As we peel off our winter layers of big jackets, pullovers, hats and boots and root in the back of the wardrobe for summer attire, some of us might start to become more than a little self-conscious of the bodies we are beginning to reveal.

At this time, we also start to see the magazines with “perfect” sized models advocating the latest “bikini” diet or “bust your belly in four weeks” regime, accompanied by pages of the latest styles-for-summer. The models used to promote these food and exercise programmes and show off these clothes are a size six or eight, tanned, toned and clearly not in need of the advice of the magazines in which they appear.
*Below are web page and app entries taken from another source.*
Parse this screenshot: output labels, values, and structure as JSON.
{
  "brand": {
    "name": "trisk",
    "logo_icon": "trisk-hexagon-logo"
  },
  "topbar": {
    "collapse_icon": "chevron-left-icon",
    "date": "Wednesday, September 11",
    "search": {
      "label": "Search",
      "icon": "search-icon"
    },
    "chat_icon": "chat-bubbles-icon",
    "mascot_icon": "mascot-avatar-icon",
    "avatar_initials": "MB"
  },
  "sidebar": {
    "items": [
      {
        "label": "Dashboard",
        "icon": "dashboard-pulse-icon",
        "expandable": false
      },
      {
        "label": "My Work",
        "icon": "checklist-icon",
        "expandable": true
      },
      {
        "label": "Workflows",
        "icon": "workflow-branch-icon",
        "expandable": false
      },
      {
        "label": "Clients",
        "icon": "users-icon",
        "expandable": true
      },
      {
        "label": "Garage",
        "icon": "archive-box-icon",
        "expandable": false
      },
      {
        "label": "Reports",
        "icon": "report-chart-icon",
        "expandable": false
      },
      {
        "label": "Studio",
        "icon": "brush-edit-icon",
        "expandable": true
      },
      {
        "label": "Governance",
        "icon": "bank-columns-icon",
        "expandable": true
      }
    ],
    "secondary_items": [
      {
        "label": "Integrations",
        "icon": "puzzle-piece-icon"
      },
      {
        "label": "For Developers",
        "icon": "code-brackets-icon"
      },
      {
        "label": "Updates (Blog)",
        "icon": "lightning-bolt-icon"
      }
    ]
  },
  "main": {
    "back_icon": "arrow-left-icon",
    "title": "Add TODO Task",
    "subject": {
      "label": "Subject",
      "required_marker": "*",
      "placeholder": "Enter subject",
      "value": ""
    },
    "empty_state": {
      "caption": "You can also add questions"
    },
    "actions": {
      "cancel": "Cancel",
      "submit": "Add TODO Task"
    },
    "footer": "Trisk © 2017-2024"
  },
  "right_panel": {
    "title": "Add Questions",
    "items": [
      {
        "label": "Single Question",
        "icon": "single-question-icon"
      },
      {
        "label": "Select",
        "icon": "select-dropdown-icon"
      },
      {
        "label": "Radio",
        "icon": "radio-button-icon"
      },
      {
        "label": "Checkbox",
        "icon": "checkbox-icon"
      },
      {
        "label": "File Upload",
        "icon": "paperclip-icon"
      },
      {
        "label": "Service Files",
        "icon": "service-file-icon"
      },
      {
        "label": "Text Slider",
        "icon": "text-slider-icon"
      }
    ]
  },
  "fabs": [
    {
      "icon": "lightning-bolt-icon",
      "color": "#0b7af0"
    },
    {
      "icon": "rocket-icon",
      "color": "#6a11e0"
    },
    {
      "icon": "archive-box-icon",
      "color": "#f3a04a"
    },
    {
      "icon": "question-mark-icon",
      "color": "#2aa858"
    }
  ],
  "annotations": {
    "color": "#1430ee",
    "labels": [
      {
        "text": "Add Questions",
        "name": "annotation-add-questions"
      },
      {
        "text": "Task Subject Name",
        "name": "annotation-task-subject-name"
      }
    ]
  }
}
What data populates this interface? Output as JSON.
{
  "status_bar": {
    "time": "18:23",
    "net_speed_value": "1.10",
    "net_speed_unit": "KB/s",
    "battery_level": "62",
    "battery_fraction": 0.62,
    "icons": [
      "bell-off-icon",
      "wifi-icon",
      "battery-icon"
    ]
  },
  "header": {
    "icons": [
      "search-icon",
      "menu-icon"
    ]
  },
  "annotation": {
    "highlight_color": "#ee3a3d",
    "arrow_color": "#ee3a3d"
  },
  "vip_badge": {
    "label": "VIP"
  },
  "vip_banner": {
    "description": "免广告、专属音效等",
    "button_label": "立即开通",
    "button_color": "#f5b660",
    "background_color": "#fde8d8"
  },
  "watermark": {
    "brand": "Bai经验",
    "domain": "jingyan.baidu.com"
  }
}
There is no doubt that these magazines put pressure on women, and especially young girls, to have the perfect body – the perfect body being at the most a size eight and five foot seven, or taller.

Women rightly get annoyed about this.

Things though, are starting to change. Fashion giant H&M has started using plus-sized models, with its latest recruit, Jennie Runk, being a size 18; and in February we saw the first “plus-sized” London Fashion Week. The fashion chains and designers are starting to pay attention and realise that women want to see fashion they can imagine themselves wearing.

All women deserve to have clothes that make them look and feel good, no matter their dimensions and not to have to make do with a bigger version of something designed with an 18-inch waist in mind.

There is a difference, though, in having decent clothes available in larger sizes and using larger model to promote fashion because, just as there are dangers in promoting super-skinny models, there are dangers in promoting super-sized ones, too.

I doubt anyone would argue that the sub-size-zero models favoured by the likes of Karl Lagerfeld are healthy, or that they have bodies worthy of envy, but these criticisms could just as easily be levelled at models who are a size 18 or more.

So, do we want magazines and catwalks to be populated by realistic models who reflect the average size of women, which in Scotland is a size 16, and also profile larger ladies? Or do we want to use the power we are clearly starting to exert over the fashion industry to promote images of the women we should be, not the women we actually are?

There is no ideal size: we are all individuals and therefore different, but there are sizes which are not ideal; sizes at which you cannot be healthy and they occur at both ends of the spectrum.

If we believe the fashion industry has the power to drive young girls to develop eating disorders to get thin, we need to think long and hard before we applaud size 18+ models.